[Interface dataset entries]

====================

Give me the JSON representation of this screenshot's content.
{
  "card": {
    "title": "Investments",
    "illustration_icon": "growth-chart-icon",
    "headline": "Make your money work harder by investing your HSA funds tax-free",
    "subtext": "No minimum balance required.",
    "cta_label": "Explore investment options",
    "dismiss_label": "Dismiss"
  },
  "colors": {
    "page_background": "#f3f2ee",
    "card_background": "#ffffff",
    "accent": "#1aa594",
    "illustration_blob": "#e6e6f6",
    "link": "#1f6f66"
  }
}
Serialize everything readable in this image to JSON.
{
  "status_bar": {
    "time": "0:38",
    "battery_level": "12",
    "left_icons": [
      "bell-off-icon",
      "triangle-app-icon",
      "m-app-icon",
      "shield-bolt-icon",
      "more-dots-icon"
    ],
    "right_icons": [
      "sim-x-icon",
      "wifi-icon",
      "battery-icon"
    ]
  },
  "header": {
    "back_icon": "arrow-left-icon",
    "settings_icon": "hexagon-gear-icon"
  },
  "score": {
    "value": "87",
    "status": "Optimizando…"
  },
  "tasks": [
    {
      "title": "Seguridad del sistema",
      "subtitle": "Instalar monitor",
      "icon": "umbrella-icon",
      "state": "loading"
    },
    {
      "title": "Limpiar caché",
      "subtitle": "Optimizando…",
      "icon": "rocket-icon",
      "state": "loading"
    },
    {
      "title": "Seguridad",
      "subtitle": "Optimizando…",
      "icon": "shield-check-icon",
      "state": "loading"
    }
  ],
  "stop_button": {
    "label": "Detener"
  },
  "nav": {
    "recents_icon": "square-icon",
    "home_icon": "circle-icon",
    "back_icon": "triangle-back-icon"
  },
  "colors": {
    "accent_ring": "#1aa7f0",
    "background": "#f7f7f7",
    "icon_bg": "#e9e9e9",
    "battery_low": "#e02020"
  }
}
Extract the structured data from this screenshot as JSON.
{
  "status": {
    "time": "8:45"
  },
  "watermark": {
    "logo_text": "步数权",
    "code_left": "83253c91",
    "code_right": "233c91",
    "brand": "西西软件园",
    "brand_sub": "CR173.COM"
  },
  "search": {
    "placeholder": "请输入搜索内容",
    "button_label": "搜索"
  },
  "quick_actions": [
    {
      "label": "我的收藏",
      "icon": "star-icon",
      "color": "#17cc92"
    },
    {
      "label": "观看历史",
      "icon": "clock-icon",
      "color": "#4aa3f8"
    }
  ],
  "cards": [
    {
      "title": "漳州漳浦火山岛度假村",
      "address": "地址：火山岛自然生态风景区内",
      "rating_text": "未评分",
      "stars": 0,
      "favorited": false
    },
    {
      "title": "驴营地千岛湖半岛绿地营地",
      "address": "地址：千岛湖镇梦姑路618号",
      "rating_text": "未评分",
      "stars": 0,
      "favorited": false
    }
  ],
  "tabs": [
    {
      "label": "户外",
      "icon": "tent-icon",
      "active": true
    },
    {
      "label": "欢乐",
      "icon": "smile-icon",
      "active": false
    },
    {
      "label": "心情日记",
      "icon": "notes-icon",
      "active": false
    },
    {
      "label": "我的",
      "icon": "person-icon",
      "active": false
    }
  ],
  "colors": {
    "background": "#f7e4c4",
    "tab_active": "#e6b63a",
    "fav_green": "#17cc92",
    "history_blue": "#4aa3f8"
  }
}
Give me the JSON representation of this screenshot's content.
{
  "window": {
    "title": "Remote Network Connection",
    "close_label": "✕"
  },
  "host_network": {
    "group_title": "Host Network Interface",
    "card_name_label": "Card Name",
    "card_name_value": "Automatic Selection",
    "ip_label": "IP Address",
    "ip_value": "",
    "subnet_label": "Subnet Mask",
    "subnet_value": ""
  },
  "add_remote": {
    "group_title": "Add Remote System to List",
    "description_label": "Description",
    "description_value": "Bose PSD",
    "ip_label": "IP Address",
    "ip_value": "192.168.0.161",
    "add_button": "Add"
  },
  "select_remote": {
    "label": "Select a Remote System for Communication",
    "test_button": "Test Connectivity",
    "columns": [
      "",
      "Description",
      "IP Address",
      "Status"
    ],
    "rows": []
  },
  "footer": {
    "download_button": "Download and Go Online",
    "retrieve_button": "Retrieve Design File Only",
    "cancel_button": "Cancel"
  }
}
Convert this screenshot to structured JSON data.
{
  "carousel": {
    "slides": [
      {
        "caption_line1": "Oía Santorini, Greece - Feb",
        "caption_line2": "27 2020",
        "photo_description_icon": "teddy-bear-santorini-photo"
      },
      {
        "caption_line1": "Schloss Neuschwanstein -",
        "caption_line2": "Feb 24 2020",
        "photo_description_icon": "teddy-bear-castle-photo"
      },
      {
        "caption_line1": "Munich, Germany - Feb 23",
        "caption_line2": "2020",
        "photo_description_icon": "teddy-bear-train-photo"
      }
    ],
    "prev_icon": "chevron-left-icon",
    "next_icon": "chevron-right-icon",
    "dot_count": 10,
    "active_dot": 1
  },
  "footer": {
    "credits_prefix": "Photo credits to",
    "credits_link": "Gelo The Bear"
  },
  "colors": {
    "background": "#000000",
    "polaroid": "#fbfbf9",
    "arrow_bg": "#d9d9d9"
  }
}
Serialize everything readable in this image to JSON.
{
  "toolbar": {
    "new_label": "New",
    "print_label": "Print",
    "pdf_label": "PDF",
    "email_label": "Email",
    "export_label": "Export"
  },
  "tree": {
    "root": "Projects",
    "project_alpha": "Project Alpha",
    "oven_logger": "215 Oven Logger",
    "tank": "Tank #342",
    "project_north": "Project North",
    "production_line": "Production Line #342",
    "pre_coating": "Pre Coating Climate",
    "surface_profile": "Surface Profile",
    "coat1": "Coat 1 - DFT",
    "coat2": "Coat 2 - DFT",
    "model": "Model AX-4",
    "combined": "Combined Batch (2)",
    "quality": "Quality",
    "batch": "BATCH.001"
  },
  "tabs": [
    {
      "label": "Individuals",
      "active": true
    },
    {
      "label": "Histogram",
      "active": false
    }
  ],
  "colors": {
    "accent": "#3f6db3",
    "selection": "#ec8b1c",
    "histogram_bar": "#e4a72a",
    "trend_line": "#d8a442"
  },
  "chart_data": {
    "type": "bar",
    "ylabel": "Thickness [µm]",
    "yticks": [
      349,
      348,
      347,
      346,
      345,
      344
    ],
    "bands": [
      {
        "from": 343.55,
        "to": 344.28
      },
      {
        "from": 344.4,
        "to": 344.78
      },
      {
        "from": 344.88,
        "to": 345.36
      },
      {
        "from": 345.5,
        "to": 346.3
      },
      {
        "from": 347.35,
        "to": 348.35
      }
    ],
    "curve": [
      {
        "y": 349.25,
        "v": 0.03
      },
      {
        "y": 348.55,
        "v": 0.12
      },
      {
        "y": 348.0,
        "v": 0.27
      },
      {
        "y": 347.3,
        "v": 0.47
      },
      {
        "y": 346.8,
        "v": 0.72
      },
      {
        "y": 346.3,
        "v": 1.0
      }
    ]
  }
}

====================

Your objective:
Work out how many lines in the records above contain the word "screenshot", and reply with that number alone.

Solution to the problem:
4